So much for "the need for repentance".
Thirdly, and finally, HOPE FOR THE FUTURE
Look at chapter 13 and verses 1-5:
"There were some present at that very time who told him about the Galileans whose blood Pilate had mingled with their sacrifices. And he answered them, "Do you think that these Galileans were worse sinners than all the other Galileans, because they suffered in this way? No, I tell you; but unless you repent, you will all likewise perish. Or those eighteen on whom the tower in Siloam fell and killed them: do you think that they were worse offenders than all the others who lived in Jerusalem? No, I tell you; but unless you repent, you will all likewise perish."
So here were people who were beginning to think about the wider world and not just themselves. It looks as though they were asking Jesus how to interpret the events relating to Pilate and the Tower in Siloam. So how does Jesus reply? He doesn't say they were wrong to question him. Rather he challenges their fundamental assumption. Jesus is saying to them, "as you think about these wider societal problems, don't assume it is all to do with the faults of others, either past or present; for (and this is the bombshell), you too are a problem."
He says (verse 3):
"I tell you, but unless you repent, you will all likewise perish."
And that's so important, it's repeated in verse 5. Yes, learn lessons from the past and from others. But hope for the future begins when you recognize not just the need for others' repentance but your own. And it's to be real repentance. That is when there is grieving for wrong committed or omitted (when you fail to act), and a genuine change of heart, which is then proved by action. Paul spells this out in Acts 26.20. He says that "[you] should repent, turn to God, performing deeds in keeping with … repentance".
And there is hope for everyone, for it is never too late to repent. That is the message of verses 6-9:
"And he [Jesus] told this parable: 'A man had a fig tree planted in his vineyard, and he came seeking fruit on it and found none. And he said to the vine dresser, "Look, for three years now I have come seeking fruit on this fig tree, and I find none. Cut it down. Why should it use up the ground?" And he answered him, "Sir, let it alone this year also, until I dig round it and put on manure. Then if it should bear fruit next year, well and good; but if not, you can cut it down".'"
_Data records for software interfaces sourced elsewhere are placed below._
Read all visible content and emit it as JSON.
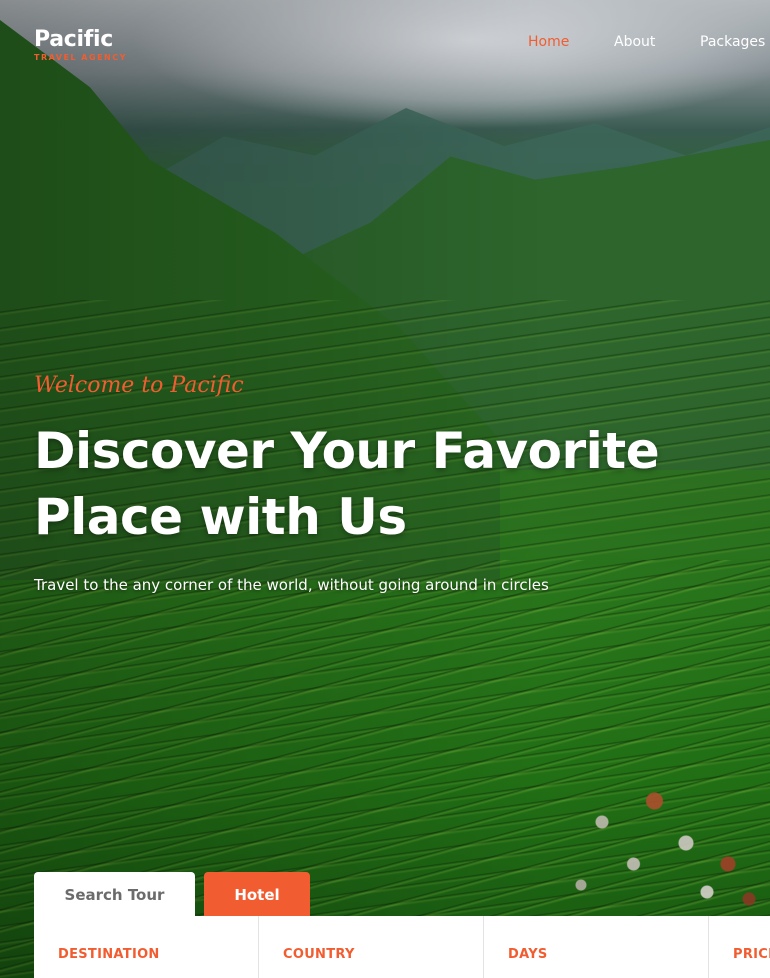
{
  "brand": {
    "name": "Pacific",
    "tagline": "TRAVEL AGENCY"
  },
  "nav": {
    "items": [
      {
        "label": "Home",
        "active": true
      },
      {
        "label": "About",
        "active": false
      },
      {
        "label": "Packages",
        "active": false
      }
    ]
  },
  "hero": {
    "welcome": "Welcome to Pacific",
    "headline_line1": "Discover Your Favorite",
    "headline_line2": "Place with Us",
    "subline": "Travel to the any corner of the world, without going around in circles"
  },
  "search": {
    "tabs": [
      {
        "label": "Search Tour",
        "active": true
      },
      {
        "label": "Hotel",
        "active": false
      }
    ],
    "fields": [
      {
        "label": "DESTINATION"
      },
      {
        "label": "COUNTRY"
      },
      {
        "label": "DAYS"
      },
      {
        "label": "PRICE"
      }
    ]
  },
  "colors": {
    "accent": "#f15d30",
    "text_light": "#ffffff",
    "tab_inactive_text": "#6b6b6b"
  }
}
God is looking for real change for good – for the fruit of repentance from us - and there is still time to produce it. But at our "present time" anti-Christian forces are growing. So true repentance, with true obedience, will often be costly – yes, sometimes financially, but also in terms of contending for truth and for what is right. That is one lesson I personally have learnt from World War I - namely - that if you are convinced that something is absolutely wrong, you should take a stand and be willing for the cost and the consequences.
For my great uncle's brother, my maternal Grandfather, was a conscientious objector in World War I. So I was brought up on stories of prison life in the early 20th century. For, unlike in World War II, there was no provision for conscientious objection. I actually decided, as conscription required, to sign on for the navy. But I am hugely grateful for that lesson I learnt as a child.
I must conclude
Hope for the future will only come from true repentance. So who this morning needs for the first time : "to repent, turn to God and perform deeds in keeping with your repentance" for eternal peace with God. And that is possible, because Christ died for you, and as this Sunday reminds us:
"Greater love has no man than this, that someone lay down his life for his friends" (John 15.13).
And who this morning has turned to God – you're committed to Jesus Christ – but you know there is something costly you have to do "in keeping with your repentance"? Well, it's never too late to take action. And the Holy Spirit will work with you. For as we learnt in our Home Groups this past week, Philippians 2.12-13 says:
"[you are to] work out your own salvation with fear and trembling, 13 for it is God who works in you, both to will and to work for his good pleasure."